Stories about manure often illustrate two opposing sentiments. Is manure a "waste" that pollutes our water resources and creates undesirable nuisances for communities? Or, is manure a "resource" that reduces the demand for importing greenhouse gas intensive inorganic fertilizers and improves the health of our soils?
The leaching of nitrate to groundwater and the increasing occurrence of groundwater with excessive nitrate levels for human consumption is a major concern in Nebraska. The amount of leached NO3- depends on soil NO3- concentration at different soil depth layers and the quantity of water movement downward through these soil layers to beyond the root zone.
In a recent UNL TAPS awards ceremony, winners for 2019 were announced in three categories: irrigated sorghum, subsurface drip irrigation, and sprinkler.
Carlos Urrea, dry bean breeding specialist at the Panhandle Research and Extension Center in Scottsbluff (center, in red shirt), stands in a hail-damaged dry bean variety plot at the Panhandle Center, during the annual Panhandle Ag Research and Technology Tour (PARTT) in August 2019. Results of the 2019 variety trials for dry edible beans conducted by the University of Nebraska Panhandle Research and Extension Center have been posted on the Nebraska Extension CropWatch website.
Crediting some of the nitrate-N applied in irrigation water for determination of fertilizer-N rates has long been advised in Nebraska.
This Frequently Asked Questions (FAQ) addresses grower questions on dicamba training, record keeping, and application for the 2020 crop season. Additional training is required for all applicators of restricted use dicamba products.

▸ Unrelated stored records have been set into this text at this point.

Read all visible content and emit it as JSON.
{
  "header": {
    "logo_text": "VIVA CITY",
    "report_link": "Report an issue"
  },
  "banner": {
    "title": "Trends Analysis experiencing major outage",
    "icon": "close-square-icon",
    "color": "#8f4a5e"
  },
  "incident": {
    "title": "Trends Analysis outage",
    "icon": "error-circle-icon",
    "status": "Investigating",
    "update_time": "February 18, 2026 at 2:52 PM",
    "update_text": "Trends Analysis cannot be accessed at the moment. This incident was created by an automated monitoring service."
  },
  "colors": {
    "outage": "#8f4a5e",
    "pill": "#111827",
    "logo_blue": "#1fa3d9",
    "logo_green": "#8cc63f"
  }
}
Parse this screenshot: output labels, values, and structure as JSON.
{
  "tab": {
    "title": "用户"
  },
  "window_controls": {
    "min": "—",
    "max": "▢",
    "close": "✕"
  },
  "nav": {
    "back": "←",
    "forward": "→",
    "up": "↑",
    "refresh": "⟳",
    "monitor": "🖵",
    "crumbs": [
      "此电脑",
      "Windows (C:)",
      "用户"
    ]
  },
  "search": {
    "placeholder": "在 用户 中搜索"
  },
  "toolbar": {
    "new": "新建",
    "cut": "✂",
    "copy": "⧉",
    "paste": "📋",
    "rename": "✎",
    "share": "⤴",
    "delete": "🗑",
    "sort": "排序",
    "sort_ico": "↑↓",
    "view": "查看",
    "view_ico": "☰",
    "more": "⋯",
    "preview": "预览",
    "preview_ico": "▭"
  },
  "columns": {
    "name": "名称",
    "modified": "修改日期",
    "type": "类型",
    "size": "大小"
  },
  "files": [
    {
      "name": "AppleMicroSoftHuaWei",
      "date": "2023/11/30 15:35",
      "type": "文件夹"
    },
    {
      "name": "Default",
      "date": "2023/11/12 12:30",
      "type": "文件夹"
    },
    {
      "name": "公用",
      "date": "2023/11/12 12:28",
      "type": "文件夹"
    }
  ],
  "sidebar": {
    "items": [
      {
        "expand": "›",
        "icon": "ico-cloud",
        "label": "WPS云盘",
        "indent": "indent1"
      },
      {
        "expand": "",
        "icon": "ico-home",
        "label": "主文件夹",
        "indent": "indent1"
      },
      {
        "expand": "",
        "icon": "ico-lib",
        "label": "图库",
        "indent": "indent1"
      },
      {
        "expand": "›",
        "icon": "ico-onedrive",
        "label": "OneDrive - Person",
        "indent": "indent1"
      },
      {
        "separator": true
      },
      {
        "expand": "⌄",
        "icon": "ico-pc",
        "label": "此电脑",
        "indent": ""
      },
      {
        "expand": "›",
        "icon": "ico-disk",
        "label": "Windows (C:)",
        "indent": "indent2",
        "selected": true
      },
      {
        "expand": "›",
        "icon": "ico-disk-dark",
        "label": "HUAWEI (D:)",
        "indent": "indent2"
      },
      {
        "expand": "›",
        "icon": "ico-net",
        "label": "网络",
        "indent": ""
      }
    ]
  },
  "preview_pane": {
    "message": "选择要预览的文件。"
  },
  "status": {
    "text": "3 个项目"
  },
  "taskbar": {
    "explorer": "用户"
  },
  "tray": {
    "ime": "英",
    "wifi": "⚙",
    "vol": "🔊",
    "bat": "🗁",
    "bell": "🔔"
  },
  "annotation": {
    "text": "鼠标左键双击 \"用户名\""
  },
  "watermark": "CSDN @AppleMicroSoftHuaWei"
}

Following a visit from the U.S. Bureau of Reclamation’s top official, twp irrigation districts in the North Platte Valley have selected repair and upgrade options for three tunnels along the main supply canal.